Try it: Check each line of the entries. Copy the ones that contain the string "Music".

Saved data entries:
▶
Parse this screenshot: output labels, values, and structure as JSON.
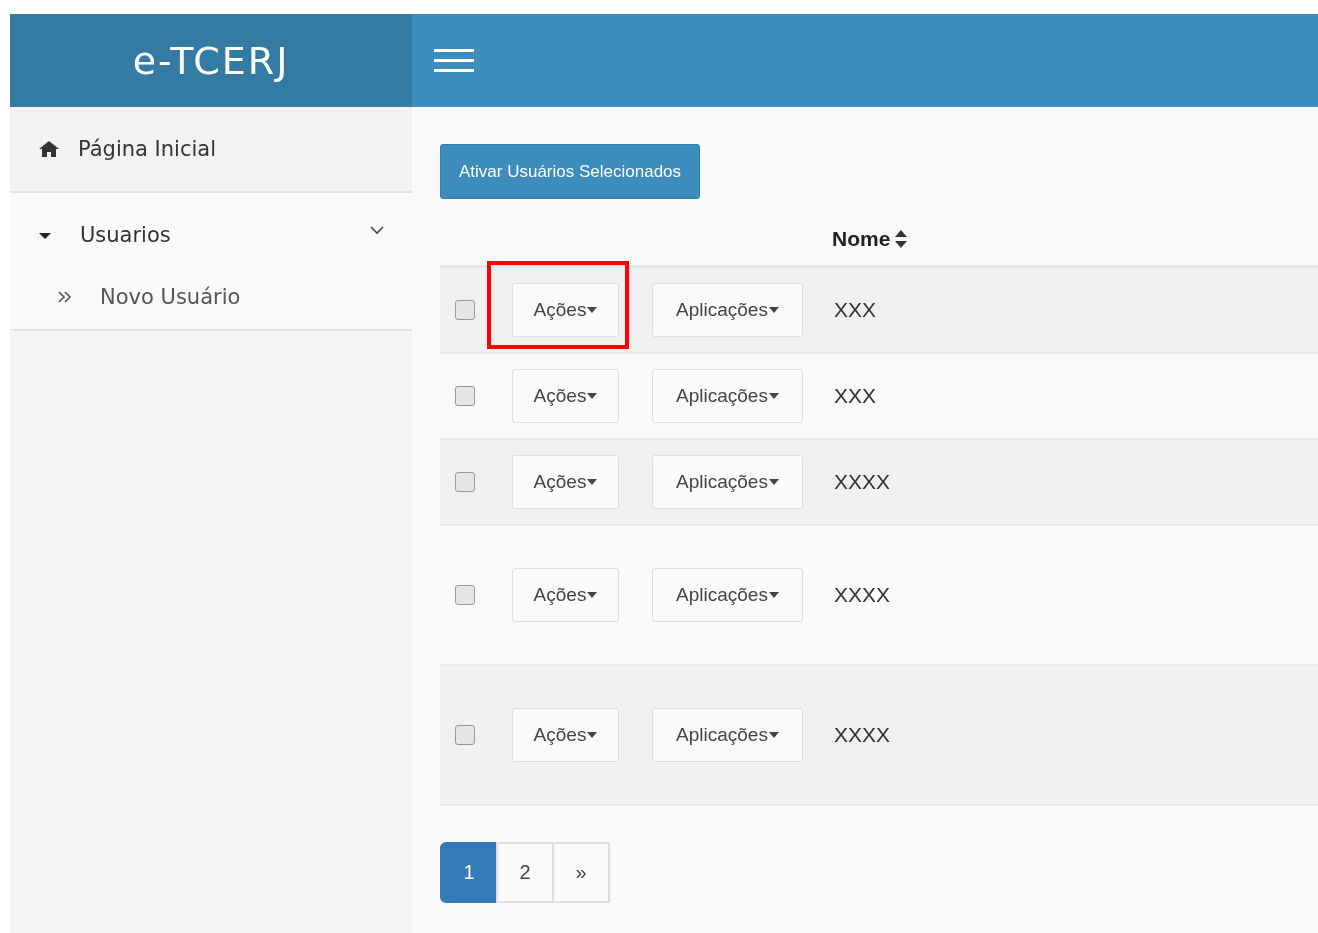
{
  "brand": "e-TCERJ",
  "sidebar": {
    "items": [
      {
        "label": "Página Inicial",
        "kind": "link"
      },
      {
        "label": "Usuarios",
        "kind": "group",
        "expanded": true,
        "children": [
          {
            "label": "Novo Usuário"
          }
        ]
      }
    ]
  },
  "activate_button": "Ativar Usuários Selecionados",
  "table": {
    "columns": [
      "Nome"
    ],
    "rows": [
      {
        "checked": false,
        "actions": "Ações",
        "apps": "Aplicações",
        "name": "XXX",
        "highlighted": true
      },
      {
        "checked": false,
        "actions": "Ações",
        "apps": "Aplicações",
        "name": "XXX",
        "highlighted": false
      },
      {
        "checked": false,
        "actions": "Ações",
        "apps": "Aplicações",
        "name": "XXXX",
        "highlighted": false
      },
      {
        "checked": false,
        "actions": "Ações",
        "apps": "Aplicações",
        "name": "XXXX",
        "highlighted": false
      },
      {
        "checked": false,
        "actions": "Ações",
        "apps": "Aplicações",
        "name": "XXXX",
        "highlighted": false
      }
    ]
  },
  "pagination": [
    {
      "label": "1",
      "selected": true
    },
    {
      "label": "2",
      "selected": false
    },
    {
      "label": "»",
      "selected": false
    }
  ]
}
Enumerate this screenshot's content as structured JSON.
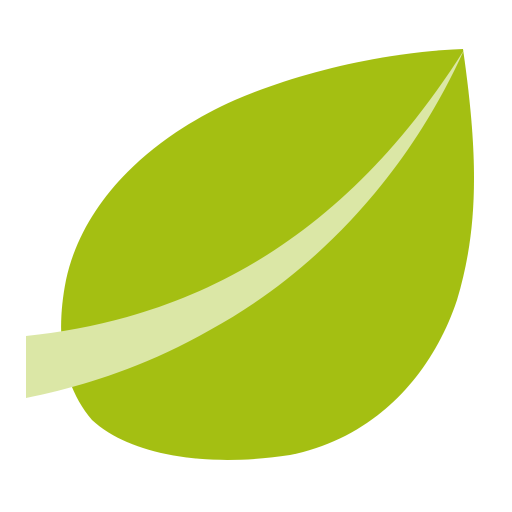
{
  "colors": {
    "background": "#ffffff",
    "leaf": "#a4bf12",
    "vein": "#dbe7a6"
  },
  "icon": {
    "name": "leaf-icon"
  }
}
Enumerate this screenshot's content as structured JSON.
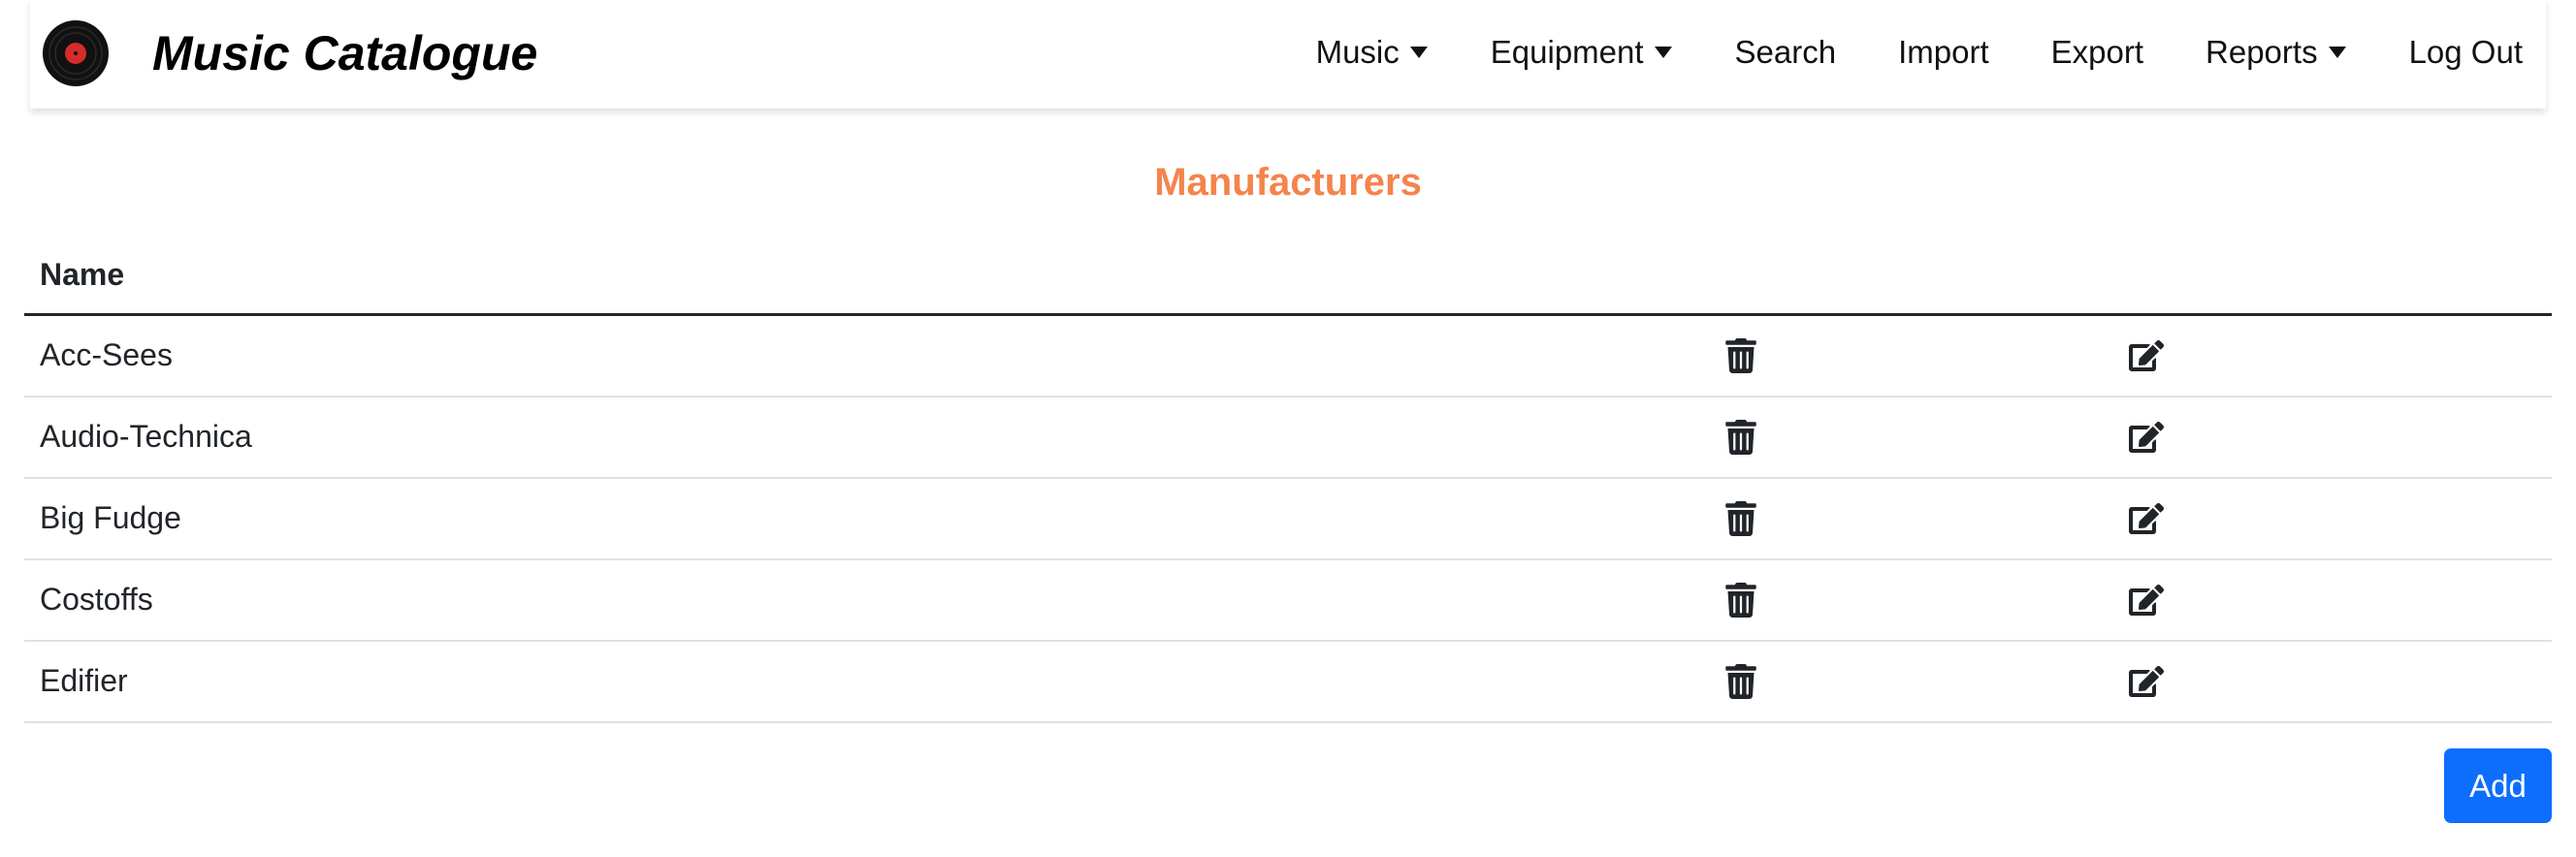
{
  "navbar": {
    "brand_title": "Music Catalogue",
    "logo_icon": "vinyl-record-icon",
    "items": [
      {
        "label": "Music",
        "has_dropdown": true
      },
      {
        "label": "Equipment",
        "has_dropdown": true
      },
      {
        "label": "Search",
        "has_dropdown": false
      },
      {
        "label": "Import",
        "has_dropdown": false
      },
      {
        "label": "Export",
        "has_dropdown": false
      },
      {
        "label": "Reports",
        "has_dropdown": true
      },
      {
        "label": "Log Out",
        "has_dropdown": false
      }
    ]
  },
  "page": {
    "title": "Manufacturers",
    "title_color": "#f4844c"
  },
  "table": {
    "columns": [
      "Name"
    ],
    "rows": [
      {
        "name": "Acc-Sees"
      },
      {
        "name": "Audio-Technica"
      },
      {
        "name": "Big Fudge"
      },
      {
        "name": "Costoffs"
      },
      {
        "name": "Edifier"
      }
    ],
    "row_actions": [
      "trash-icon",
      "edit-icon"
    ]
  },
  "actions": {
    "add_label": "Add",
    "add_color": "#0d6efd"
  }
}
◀
The completed task:
    "brand_title": "Music Catalogue",
        "label": "Music",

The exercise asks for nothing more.